Sister Simone Campbell, a Sister of Social Service who is national coordinator of Network, a Catholic social justice lobby, said the sociological data show that some of what the church faces is "accommodating our own success," with well-educated, well-traveled, more engaged Catholics than the church had in the past. Robert Royal, president of the Faith and Reason Institute, questioned whether those well-educated Catholics are actually far less well-educated about the church itself.
In a second panel, speakers described what seems to draw people to organizations such as Voice of the Faithful and Opus Dei.
Frank Butler, president of Foundations and Donors Interested in Catholic Activities, known as FADICA, said the increasing number of wealthy Catholics has created a niche for his organization in channeling people's philanthropic efforts.
"We are entering the golden age of Catholic philanthropy," he said. FADICA strives to help people consider both the moral challenges of wealth along with how that can affect the life of the church, he explained.
"It won't automatically translate to debt-free dioceses, new cathedrals or schools," he said. "Our imagination must reach beyond building cathedrals."
Russell Shaw, a writer and a member of Opus Dei, Msgr. Lorenzo Albacete, national director of Communion and Liberation, and Mary Pat Fox, president of Voice of the Faithful, each described what draws people to their organizations.
Shaw and Msgr. Albacete told of the thirst for spiritual guidance that attracts people to Opus Dei, a personal prelature founded in 1928, and Communion and Liberation.

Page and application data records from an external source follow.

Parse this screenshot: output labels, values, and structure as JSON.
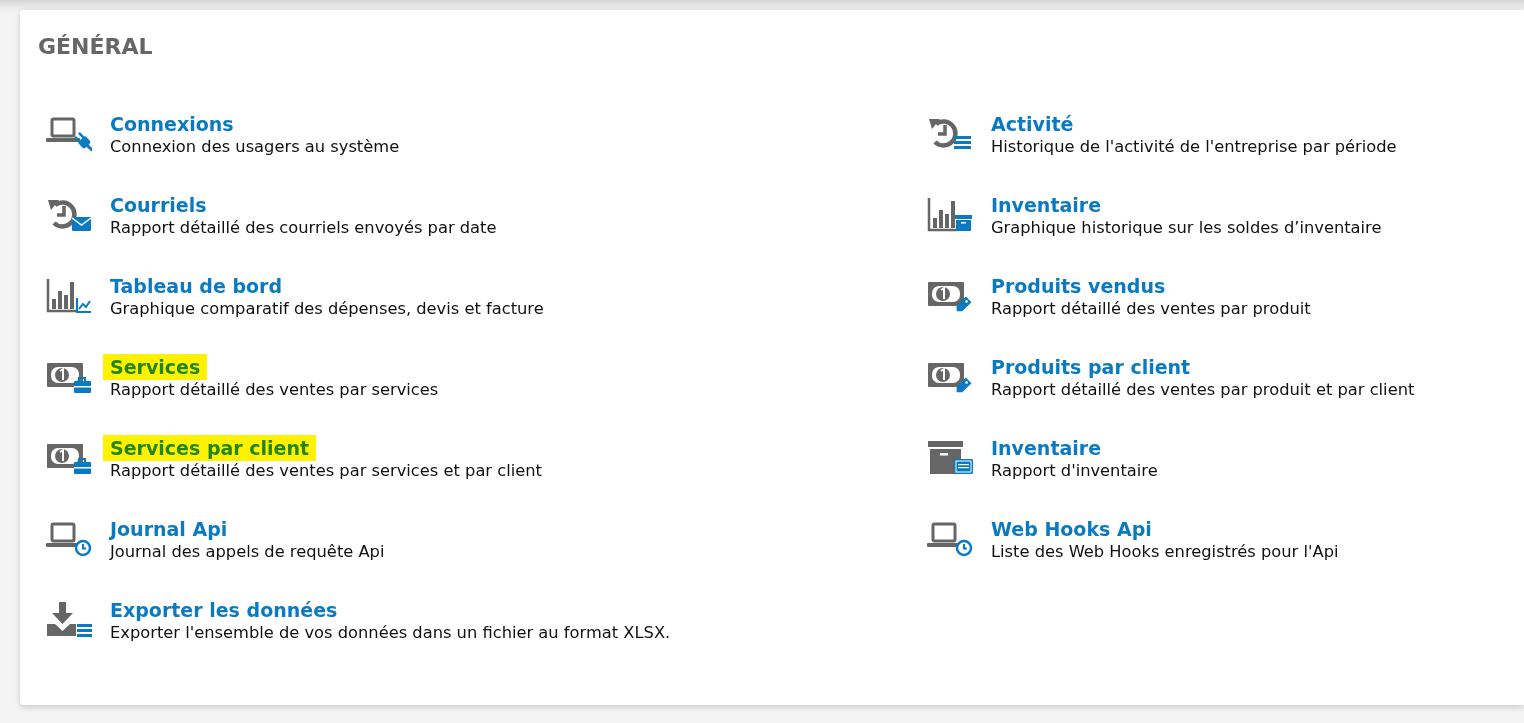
{
  "section": {
    "title": "GÉNÉRAL"
  },
  "columns": [
    {
      "items": [
        {
          "title": "Connexions",
          "description": "Connexion des usagers au système",
          "highlighted": false
        },
        {
          "title": "Courriels",
          "description": "Rapport détaillé des courriels envoyés par date",
          "highlighted": false
        },
        {
          "title": "Tableau de bord",
          "description": "Graphique comparatif des dépenses, devis et facture",
          "highlighted": false
        },
        {
          "title": "Services",
          "description": "Rapport détaillé des ventes par services",
          "highlighted": true
        },
        {
          "title": "Services par client",
          "description": "Rapport détaillé des ventes par services et par client",
          "highlighted": true
        },
        {
          "title": "Journal Api",
          "description": "Journal des appels de requête Api",
          "highlighted": false
        },
        {
          "title": "Exporter les données",
          "description": "Exporter l'ensemble de vos données dans un fichier au format XLSX.",
          "highlighted": false
        }
      ]
    },
    {
      "items": [
        {
          "title": "Activité",
          "description": "Historique de l'activité de l'entreprise par période",
          "highlighted": false
        },
        {
          "title": "Inventaire",
          "description": "Graphique historique sur les soldes d’inventaire",
          "highlighted": false
        },
        {
          "title": "Produits vendus",
          "description": "Rapport détaillé des ventes par produit",
          "highlighted": false
        },
        {
          "title": "Produits par client",
          "description": "Rapport détaillé des ventes par produit et par client",
          "highlighted": false
        },
        {
          "title": "Inventaire",
          "description": "Rapport d'inventaire",
          "highlighted": false
        },
        {
          "title": "Web Hooks Api",
          "description": "Liste des Web Hooks enregistrés pour l'Api",
          "highlighted": false
        }
      ]
    }
  ]
}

Shaw said that despite the harsh image presented recently about Opus Dei by the book and movie "The DaVinci Code," people join it because it's "a very rewarding way -- though certainly not the only way or a perfect way -- of trying to live as a serious Christian in the world."
Msgr. Albacete said the Catholic lay movement Communion and Liberation provides a way to share the experience of what it means to be a Christian.

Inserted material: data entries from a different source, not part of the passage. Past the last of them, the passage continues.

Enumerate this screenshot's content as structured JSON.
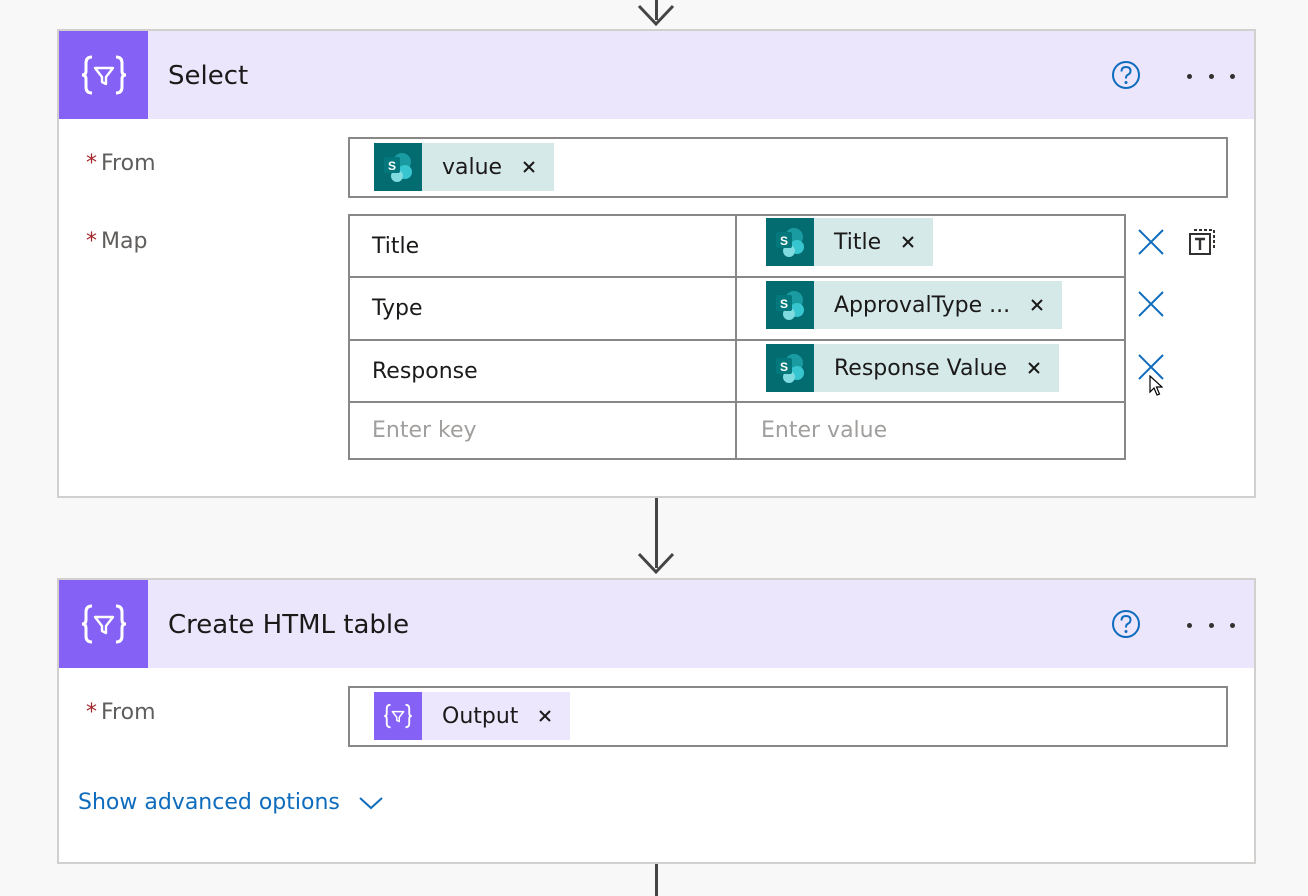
{
  "colors": {
    "op_purple": "#8661f5",
    "header_bg": "#ebe6fc",
    "sharepoint_teal": "#036c70",
    "token_teal_bg": "#d6e9e9",
    "link_blue": "#0f6cbd",
    "required_red": "#a4262c"
  },
  "icons": {
    "operation": "data-operation-icon",
    "sharepoint": "sharepoint-icon",
    "help": "help-circle-icon",
    "more": "more-dots-icon",
    "remove": "close-icon",
    "switch_mode": "switch-to-text-mode-icon",
    "chevron": "chevron-down-icon"
  },
  "select_action": {
    "title": "Select",
    "from_label": "From",
    "required_mark": "*",
    "from_token": "value",
    "map_label": "Map",
    "map_rows": [
      {
        "key": "Title",
        "value_token": "Title"
      },
      {
        "key": "Type",
        "value_token": "ApprovalType ..."
      },
      {
        "key": "Response",
        "value_token": "Response Value"
      }
    ],
    "key_placeholder": "Enter key",
    "value_placeholder": "Enter value"
  },
  "html_table_action": {
    "title": "Create HTML table",
    "from_label": "From",
    "required_mark": "*",
    "from_token": "Output",
    "advanced_label": "Show advanced options"
  },
  "token_remove_glyph": "×"
}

Voice of the Faithful started in parishes in the Boston Archdiocese in reaction to news about the church's handling of sexual abuse by priests, but its mission extends well beyond its original intent, explained Fox.
Formed in 2002, the organization now has more than 25,000 members, she said. While its three main goals are to support victims of sexual abuse, to support "priests of integrity" and to shape structural change within the church, members see their role as "not to tear down the church but to build a new one," she said.
"To build the church into a healthy church must come from a place of love," Fox said. "We see value in changing it so it will be there for the next generation."
Alejandro Aguilera-Titus, associate director of the Secretariat for Hispanic Affairs of the U.S. Conference of Catholic Bishops, explained that the next generation of U.S. Catholics will come largely from Latin America. Hispanics have accounted for 71 percent of the growth in the U.S. church since 1960, and more than 50 percent of all U.S. Catholics under age 25 are of Hispanic descent, he said.
Aguilera-Titus said there are still problems such as unwelcoming parishes and resistance to Hispanics as leaders within the church.
"The challenge is to what extent the church is going to allow (its Hispanic segment) to thrive," he said.
The conference also included a keynote address by Cardinal Theodore E. McCarrick, retired archbishop of Washington, and a closing talk by E.J. Dionne, Washington Post columnist and a senior fellow at the Brookings Institution, as well as a panel discussing the church's role in public policy and another on the changing dynamics of parish life.
###2006 (c) Catholic News Service www.CatholicNews.com Reprinted with permission of CNS